Terese Coe’s poems and translations have appeared in Agenda, Alaska Quarterly Review, The Cincinnati Review, The Moth, New American Writing, New Writing Scotland, Ploughshares, Poetry, Poetry Review, The Stinging Fly, Threepenny Review, and the TLS, among many other journals. Her collection Shot Silk was listed for the 2017 Poets Prize. https://en.wikipedia.org/wiki/Terese_Coe

‘The Bumbly’ was first published in Xavier Review, 2019. Her ‘Apology From Fiji’ appeared in the Potcake Chapbook ‘Tourists and Cannibals’ from Sampson Low Publishers.

Evocative Fragments: Edward Lear

When awful darkness and silence reign
Over the great Gromboolian plain,
Through the long, long wintry nights; —
When the angry breakers roar
As they beat on the rocky shore; —
When Storm-clouds brood on the towering heights
Of the Hills of the Chankly Bore: —

Then, through the vast and gloomy dark,
There moves what seems a fiery spark,
A lonely spark with silvery rays
Piercing the coal-black night, —
A Meteor strange and bright: —
Hither and thither the vision strays,
A single lurid light.
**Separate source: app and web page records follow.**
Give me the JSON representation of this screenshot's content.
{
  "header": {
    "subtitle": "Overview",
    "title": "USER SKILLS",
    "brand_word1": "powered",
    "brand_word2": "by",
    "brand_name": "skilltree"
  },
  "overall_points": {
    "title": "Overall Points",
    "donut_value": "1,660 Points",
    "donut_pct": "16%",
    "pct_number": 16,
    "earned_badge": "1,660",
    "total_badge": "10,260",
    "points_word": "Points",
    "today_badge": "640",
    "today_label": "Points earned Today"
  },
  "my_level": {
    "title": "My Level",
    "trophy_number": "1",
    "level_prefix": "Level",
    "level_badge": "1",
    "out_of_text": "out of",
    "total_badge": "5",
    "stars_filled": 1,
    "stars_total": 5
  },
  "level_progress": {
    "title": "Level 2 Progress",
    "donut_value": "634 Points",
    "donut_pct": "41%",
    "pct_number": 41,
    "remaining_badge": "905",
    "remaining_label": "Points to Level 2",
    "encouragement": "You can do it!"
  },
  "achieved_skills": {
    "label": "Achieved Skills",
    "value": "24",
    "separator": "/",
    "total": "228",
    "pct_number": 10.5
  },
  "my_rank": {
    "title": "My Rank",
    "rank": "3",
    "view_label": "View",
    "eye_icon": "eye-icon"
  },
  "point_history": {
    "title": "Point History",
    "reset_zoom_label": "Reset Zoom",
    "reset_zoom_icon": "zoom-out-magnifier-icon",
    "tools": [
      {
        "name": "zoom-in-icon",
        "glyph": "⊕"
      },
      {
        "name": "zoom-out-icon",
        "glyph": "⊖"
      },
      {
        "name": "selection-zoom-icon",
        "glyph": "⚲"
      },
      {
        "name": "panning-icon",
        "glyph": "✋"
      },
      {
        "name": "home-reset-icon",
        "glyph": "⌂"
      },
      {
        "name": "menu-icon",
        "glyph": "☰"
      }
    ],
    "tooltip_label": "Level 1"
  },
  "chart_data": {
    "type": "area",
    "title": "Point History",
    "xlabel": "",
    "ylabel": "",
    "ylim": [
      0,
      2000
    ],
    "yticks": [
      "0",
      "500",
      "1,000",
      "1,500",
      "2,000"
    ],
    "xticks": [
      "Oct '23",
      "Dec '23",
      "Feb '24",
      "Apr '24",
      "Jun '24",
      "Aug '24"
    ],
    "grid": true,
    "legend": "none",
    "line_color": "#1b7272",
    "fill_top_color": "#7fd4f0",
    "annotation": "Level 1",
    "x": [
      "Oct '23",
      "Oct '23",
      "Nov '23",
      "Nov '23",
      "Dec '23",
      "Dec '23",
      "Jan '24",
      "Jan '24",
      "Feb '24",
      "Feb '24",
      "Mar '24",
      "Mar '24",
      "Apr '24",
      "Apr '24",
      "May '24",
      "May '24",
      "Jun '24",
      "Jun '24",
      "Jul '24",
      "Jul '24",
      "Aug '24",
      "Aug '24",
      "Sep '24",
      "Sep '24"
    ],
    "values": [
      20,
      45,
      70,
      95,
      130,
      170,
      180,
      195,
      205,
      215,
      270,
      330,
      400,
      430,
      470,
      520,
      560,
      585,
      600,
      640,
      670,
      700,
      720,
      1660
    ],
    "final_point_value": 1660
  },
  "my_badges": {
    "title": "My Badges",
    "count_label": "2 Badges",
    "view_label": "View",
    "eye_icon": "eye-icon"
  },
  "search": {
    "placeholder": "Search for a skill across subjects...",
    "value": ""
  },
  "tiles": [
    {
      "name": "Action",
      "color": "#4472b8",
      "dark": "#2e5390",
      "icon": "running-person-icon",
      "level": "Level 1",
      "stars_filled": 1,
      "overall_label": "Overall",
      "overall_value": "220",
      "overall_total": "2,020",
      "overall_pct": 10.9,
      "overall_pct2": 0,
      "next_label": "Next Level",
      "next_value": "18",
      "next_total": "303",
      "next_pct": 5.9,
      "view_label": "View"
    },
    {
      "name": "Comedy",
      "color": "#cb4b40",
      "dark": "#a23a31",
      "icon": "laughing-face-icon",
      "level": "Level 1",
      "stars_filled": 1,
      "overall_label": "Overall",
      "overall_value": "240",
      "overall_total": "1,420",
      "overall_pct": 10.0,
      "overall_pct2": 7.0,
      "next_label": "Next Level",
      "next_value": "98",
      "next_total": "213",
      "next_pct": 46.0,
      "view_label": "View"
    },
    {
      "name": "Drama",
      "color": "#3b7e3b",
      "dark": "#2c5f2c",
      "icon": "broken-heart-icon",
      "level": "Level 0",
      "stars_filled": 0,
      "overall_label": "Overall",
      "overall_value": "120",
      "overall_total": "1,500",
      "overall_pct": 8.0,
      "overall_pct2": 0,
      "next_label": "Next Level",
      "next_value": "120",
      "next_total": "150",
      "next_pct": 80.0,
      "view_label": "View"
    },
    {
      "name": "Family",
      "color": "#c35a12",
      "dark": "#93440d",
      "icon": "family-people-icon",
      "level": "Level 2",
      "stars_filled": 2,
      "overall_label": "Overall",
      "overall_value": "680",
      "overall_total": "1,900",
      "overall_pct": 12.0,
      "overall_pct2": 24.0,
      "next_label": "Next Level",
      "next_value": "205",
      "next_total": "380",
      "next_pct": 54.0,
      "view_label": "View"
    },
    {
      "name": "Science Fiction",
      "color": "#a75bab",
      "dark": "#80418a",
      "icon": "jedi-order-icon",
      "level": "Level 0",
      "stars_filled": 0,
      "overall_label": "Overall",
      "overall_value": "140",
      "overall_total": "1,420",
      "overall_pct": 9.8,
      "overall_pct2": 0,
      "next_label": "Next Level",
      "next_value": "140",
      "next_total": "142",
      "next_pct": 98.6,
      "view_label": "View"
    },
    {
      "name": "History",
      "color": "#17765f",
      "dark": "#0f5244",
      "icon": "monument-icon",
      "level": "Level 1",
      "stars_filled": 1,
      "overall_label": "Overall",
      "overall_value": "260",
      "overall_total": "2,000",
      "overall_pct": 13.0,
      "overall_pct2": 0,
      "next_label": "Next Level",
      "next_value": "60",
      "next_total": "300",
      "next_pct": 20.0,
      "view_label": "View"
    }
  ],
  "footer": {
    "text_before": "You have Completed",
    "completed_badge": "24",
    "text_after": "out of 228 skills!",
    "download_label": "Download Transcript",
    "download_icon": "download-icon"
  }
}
It is, of course, the Dong With a Luminous Nose, wandering crazed through the forests seeking the Jumblie Girl he fell in love with. Edward Lear’s verse is known for its frivolous characters, actions and names, and his scribbly little drawings. But ignore the drawing and note the skill and control, the emotional pull, of the two stanzas above (even if he does sabotage them with words like “Gromboolian”). Similarly he was a remarkable artist when he wanted to be: one of the world’s great ornithological painters, a wonderful landscape artist, and well-enough respected to have given Queen Victoria a dozen lessons in drawing and watercolours in 1846.

Nonsense poetry in itself is a wonderful way to introduce children to literature, if it is handled as skilfully and, yes, emotionally as Lear does with his nonsense poems of travel, romance, heartbreak, and finding (or failing to find) lasting happiness.
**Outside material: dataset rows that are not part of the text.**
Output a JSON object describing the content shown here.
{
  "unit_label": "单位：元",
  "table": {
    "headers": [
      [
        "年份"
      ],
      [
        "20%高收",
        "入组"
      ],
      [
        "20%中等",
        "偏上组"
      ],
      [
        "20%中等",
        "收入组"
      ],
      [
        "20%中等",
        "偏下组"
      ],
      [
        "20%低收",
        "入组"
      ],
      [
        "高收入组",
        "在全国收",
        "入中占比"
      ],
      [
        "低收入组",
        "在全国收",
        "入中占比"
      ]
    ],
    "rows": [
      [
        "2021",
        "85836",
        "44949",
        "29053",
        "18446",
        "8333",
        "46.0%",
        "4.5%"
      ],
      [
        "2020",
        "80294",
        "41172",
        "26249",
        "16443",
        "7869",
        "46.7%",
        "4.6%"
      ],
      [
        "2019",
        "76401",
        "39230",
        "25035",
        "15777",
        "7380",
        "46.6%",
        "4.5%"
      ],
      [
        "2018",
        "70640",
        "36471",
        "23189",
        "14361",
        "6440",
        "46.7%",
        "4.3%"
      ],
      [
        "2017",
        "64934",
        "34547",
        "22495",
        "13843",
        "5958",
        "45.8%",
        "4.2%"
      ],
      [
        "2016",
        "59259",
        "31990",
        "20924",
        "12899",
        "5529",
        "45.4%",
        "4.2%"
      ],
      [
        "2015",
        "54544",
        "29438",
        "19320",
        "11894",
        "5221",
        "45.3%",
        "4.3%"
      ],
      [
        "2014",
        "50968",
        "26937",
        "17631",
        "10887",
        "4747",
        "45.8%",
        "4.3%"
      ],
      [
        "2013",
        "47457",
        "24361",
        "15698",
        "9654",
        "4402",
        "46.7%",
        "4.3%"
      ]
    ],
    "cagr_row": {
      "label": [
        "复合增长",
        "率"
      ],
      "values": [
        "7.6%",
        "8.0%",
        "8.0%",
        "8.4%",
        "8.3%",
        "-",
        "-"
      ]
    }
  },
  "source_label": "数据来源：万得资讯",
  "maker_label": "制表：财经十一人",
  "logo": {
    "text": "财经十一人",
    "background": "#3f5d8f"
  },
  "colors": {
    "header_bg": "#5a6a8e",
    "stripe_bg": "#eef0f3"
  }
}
Poem: “Bee”

“July Honey Bee” by MattX27 
Through the honeyed halls of Autumn
Hums the angry ageing bee;
As its work faces fruition,
And its life, redundancy.

This little poem was originally published in Candelabrum, a 1970 formalist hold-out that ran for forty years in the UK under Leonard McCarthy. More recently, it was just republished in Jerome Betts’ latest Lighten-Up Online.

Epigrammatic couplets and quatrains, being rhyme- and stress-based, are common throughout Indo-European languages. They hold the same natural place that haiku, senryu and tanka have in syllable-counting Japanese. It is easier to learn by heart a poem whose form uses the natural strengths of the language, rather than something written in a language-inappropriate form.

Similarly, when reading a poem in translation, you get the ideas and the imagery but you normally lose the enhancement of mood caused by the metre, the rhythm of the verse, as well as by the rhyme. So ideas and imagery alone give you prose, not poetry.

Consider the differences in tone of gravity or levity set by rhythm in these opening lines (and you need to read them aloud–in your head if you can do that, otherwise really aloud, in order to hear the rhythm, the beat of the lines):

Let us go then, you and I,
When the evening is spread out against the sky...

I sprang to the stirrup, and Joris, and he;
I galloped, Dirck galloped, we galloped all three...

On the top of the Crumpetty Tree
The Quangle Wangle sat...

The first is meditative, the second full of action, the third is casual, informal… and those moods are set by the rhythm alone.

Metre is an essential component of English poetry. Make the metre-rule your yardstick. Don’t leave home without it.

Limerick: On a Hopeless Romantic


Like Jesus, she felt God-forsaken,
like Joan of Arc, wanted a stake in
     a life full of meaning,
     a life undemeaning—
like Jung, she was simply myth-taken.

This limerick was originally published in Light. As far as I remember, I didn’t have anyone in mind when writing it, it was done for the pure wordplay of the rhythm and rhyme, the repetition of the J-names in the long lines and the near-identical nature of the short lines, and of course the final pun.

Formal verse covers a lot of territory from limericks at one extreme to Paradise Lost at the other. Personally, I’ll take Lear over Milton any day.